Work instruction: Copy every entry below, exactly and in full.

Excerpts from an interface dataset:
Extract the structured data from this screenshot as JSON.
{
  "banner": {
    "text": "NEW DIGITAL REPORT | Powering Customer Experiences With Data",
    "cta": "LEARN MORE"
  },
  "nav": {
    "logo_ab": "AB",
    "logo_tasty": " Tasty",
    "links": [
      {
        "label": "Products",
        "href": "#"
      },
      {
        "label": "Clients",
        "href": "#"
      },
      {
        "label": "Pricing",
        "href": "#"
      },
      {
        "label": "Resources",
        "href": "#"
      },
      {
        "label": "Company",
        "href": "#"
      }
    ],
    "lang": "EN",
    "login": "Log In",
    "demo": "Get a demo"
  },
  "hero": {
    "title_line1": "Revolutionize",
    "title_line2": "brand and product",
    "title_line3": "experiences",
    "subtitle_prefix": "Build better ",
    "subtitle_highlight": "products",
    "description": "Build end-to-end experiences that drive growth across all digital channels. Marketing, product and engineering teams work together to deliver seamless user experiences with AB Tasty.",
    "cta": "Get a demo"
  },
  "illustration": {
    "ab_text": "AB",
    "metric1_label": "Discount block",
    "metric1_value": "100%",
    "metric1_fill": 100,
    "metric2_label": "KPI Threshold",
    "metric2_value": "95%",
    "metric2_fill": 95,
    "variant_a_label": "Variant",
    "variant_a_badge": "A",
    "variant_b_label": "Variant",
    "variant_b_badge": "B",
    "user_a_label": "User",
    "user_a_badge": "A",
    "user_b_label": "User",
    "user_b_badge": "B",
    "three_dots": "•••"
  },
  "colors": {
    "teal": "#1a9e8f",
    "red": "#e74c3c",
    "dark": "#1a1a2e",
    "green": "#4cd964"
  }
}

Expected output:
Extract the structured data from this screenshot as JSON.
{
  "banner": {
    "text": "NEW DIGITAL REPORT | Powering Customer Experiences With Data",
    "cta": "LEARN MORE"
  },
  "nav": {
    "logo_ab": "AB",
    "logo_tasty": " Tasty",
    "links": [
      {
        "label": "Products",
        "href": "#"
      },
      {
        "label": "Clients",
        "href": "#"
      },
      {
        "label": "Pricing",
        "href": "#"
      },
      {
        "label": "Resources",
        "href": "#"
      },
      {
        "label": "Company",
        "href": "#"
      }
    ],
    "lang": "EN",
    "login": "Log In",
    "demo": "Get a demo"
  },
  "hero": {
    "title_line1": "Revolutionize",
    "title_line2": "brand and product",
    "title_line3": "experiences",
    "subtitle_prefix": "Build better ",
    "subtitle_highlight": "products",
    "description": "Build end-to-end experiences that drive growth across all digital channels. Marketing, product and engineering teams work together to deliver seamless user experiences with AB Tasty.",
    "cta": "Get a demo"
  },
  "illustration": {
    "ab_text": "AB",
    "metric1_label": "Discount block",
    "metric1_value": "100%",
    "metric1_fill": 100,
    "metric2_label": "KPI Threshold",
    "metric2_value": "95%",
    "metric2_fill": 95,
    "variant_a_label": "Variant",
    "variant_a_badge": "A",
    "variant_b_label": "Variant",
    "variant_b_badge": "B",
    "user_a_label": "User",
    "user_a_badge": "A",
    "user_b_label": "User",
    "user_b_badge": "B",
    "three_dots": "•••"
  },
  "colors": {
    "teal": "#1a9e8f",
    "red": "#e74c3c",
    "dark": "#1a1a2e",
    "green": "#4cd964"
  }
}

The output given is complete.